(Dataset entries)
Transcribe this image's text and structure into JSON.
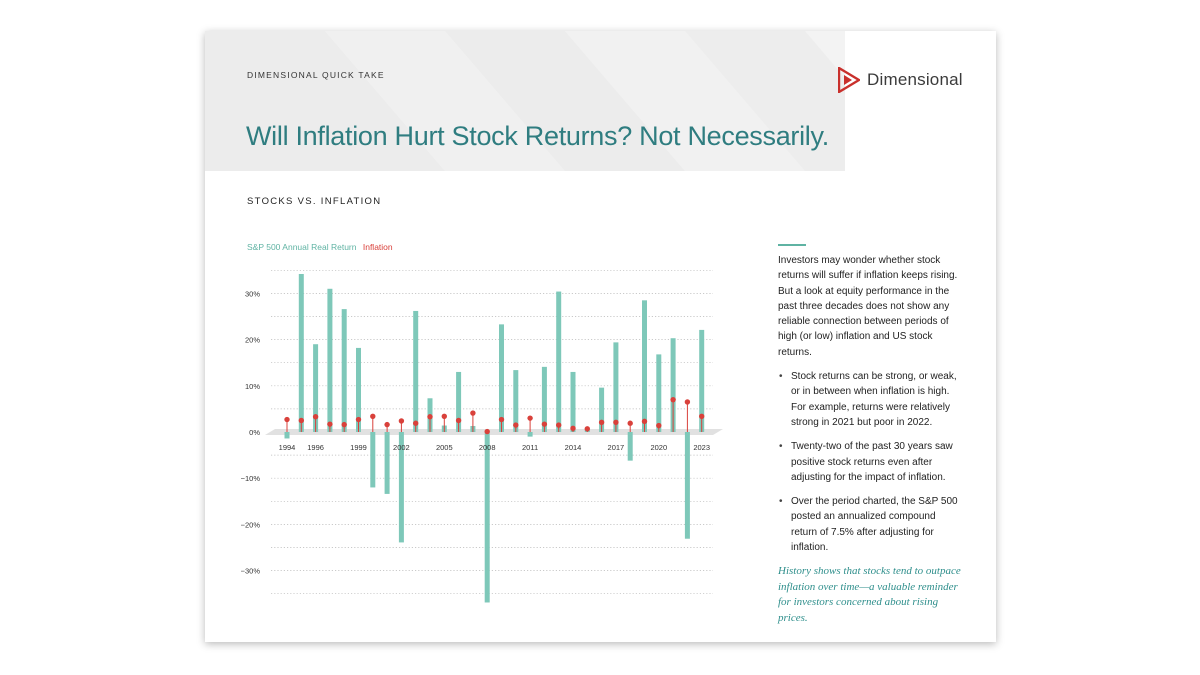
{
  "header": {
    "eyebrow": "DIMENSIONAL QUICK TAKE",
    "brand": "Dimensional",
    "title": "Will Inflation Hurt Stock Returns? Not Necessarily.",
    "section": "STOCKS VS. INFLATION"
  },
  "legend": {
    "series1": "S&P 500 Annual Real Return",
    "series2": "Inflation"
  },
  "colors": {
    "teal": "#7ec8b9",
    "red": "#d9413b",
    "title": "#2f7d80",
    "logo": "#c9302c"
  },
  "chart_data": {
    "type": "bar",
    "x": [
      1994,
      1995,
      1996,
      1997,
      1998,
      1999,
      2000,
      2001,
      2002,
      2003,
      2004,
      2005,
      2006,
      2007,
      2008,
      2009,
      2010,
      2011,
      2012,
      2013,
      2014,
      2015,
      2016,
      2017,
      2018,
      2019,
      2020,
      2021,
      2022,
      2023
    ],
    "ylim": [
      -37,
      36
    ],
    "yticks": [
      30,
      20,
      10,
      0,
      -10,
      -20,
      -30
    ],
    "ytick_labels": [
      "30%",
      "20%",
      "10%",
      "0%",
      "−10%",
      "−20%",
      "−30%"
    ],
    "xtick_labels": [
      "1994",
      "1996",
      "1999",
      "2002",
      "2005",
      "2008",
      "2011",
      "2014",
      "2017",
      "2020",
      "2023"
    ],
    "series": [
      {
        "name": "S&P 500 Annual Real Return",
        "values": [
          -1.4,
          34.2,
          19.0,
          31.0,
          26.6,
          18.2,
          -12.0,
          -13.4,
          -23.9,
          26.2,
          7.3,
          1.4,
          13.0,
          1.3,
          -36.9,
          23.3,
          13.4,
          -1.0,
          14.1,
          30.4,
          13.0,
          0.6,
          9.6,
          19.4,
          -6.2,
          28.5,
          16.8,
          20.3,
          -23.1,
          22.1
        ]
      },
      {
        "name": "Inflation",
        "values": [
          2.7,
          2.5,
          3.3,
          1.7,
          1.6,
          2.7,
          3.4,
          1.6,
          2.4,
          1.9,
          3.3,
          3.4,
          2.5,
          4.1,
          0.1,
          2.7,
          1.5,
          3.0,
          1.7,
          1.5,
          0.8,
          0.7,
          2.1,
          2.1,
          1.9,
          2.3,
          1.4,
          7.0,
          6.5,
          3.4
        ]
      }
    ]
  },
  "sidebar": {
    "intro": "Investors may wonder whether stock returns will suffer if inflation keeps rising. But a look at equity performance in the past three decades does not show any reliable connection between periods of high (or low) inflation and US stock returns.",
    "bullets": [
      "Stock returns can be strong, or weak, or in between when inflation is high. For example, returns were relatively strong in 2021 but poor in 2022.",
      "Twenty-two of the past 30 years saw positive stock returns even after adjusting for the impact of inflation.",
      "Over the period charted, the S&P 500 posted an annualized compound return of 7.5% after adjusting for inflation."
    ],
    "quote": "History shows that stocks tend to outpace inflation over time—a valuable reminder for investors concerned about rising prices."
  }
}
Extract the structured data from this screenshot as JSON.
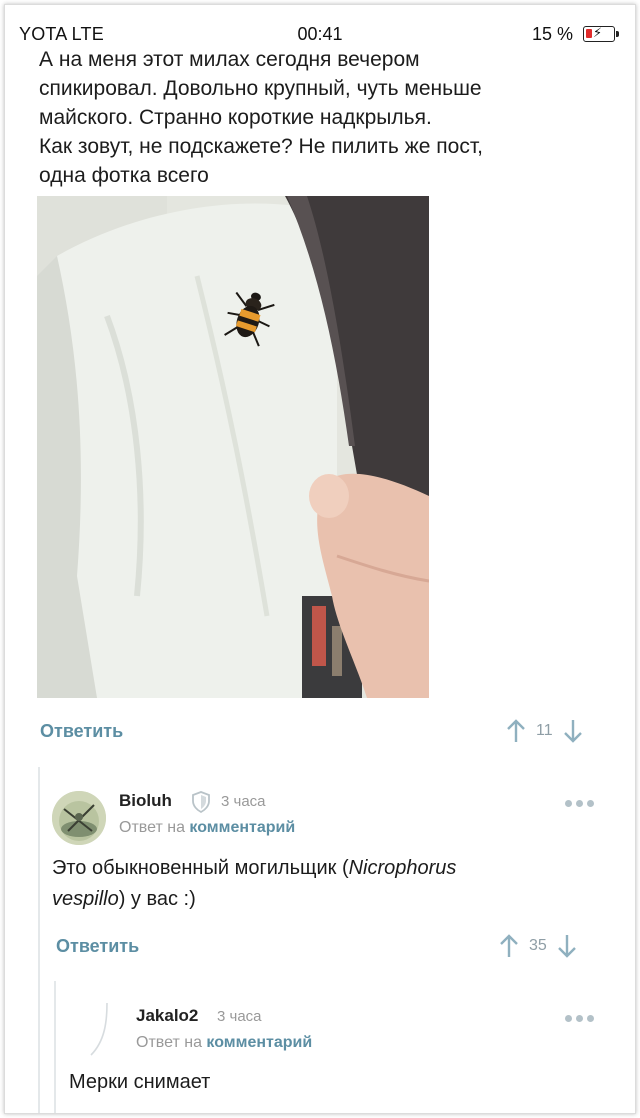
{
  "status_bar": {
    "carrier": "YOTA LTE",
    "time": "00:41",
    "battery": "15 %"
  },
  "post": {
    "lines": [
      "А на меня этот милах сегодня вечером",
      "спикировал. Довольно крупный, чуть меньше",
      "майского. Странно короткие надкрылья.",
      "Как зовут, не подскажете? Не пилить же пост,",
      "одна фотка всего"
    ],
    "reply_label": "Ответить",
    "votes": "11"
  },
  "comment1": {
    "author": "Bioluh",
    "time": "3 часа",
    "reply_to_prefix": "Ответ на",
    "reply_to_link": "комментарий",
    "text_before": "Это обыкновенный могильщик (",
    "text_italic_1": "Nicrophorus",
    "text_italic_2": "vespillo",
    "text_after": ") у вас :)",
    "reply_label": "Ответить",
    "votes": "35"
  },
  "comment2": {
    "author": "Jakalo2",
    "time": "3 часа",
    "reply_to_prefix": "Ответ на",
    "reply_to_link": "комментарий",
    "text": "Мерки снимает"
  },
  "colors": {
    "link": "#5c8ea3",
    "battery_low": "#e02b2b",
    "muted": "#999999"
  },
  "icons": [
    "battery-icon",
    "shield-icon",
    "arrow-up-icon",
    "arrow-down-icon",
    "more-dots-icon"
  ]
}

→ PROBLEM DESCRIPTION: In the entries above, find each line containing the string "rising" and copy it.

→ TASK OUTPUT:
    "intro": "Investors may wonder whether stock returns will suffer if inflation keeps rising. But a look at equity performance in the past three decades does not show any reliable connection between periods of high (or low) inflation and US stock returns.",
    "quote": "History shows that stocks tend to outpace inflation over time—a valuable reminder for investors concerned about rising prices."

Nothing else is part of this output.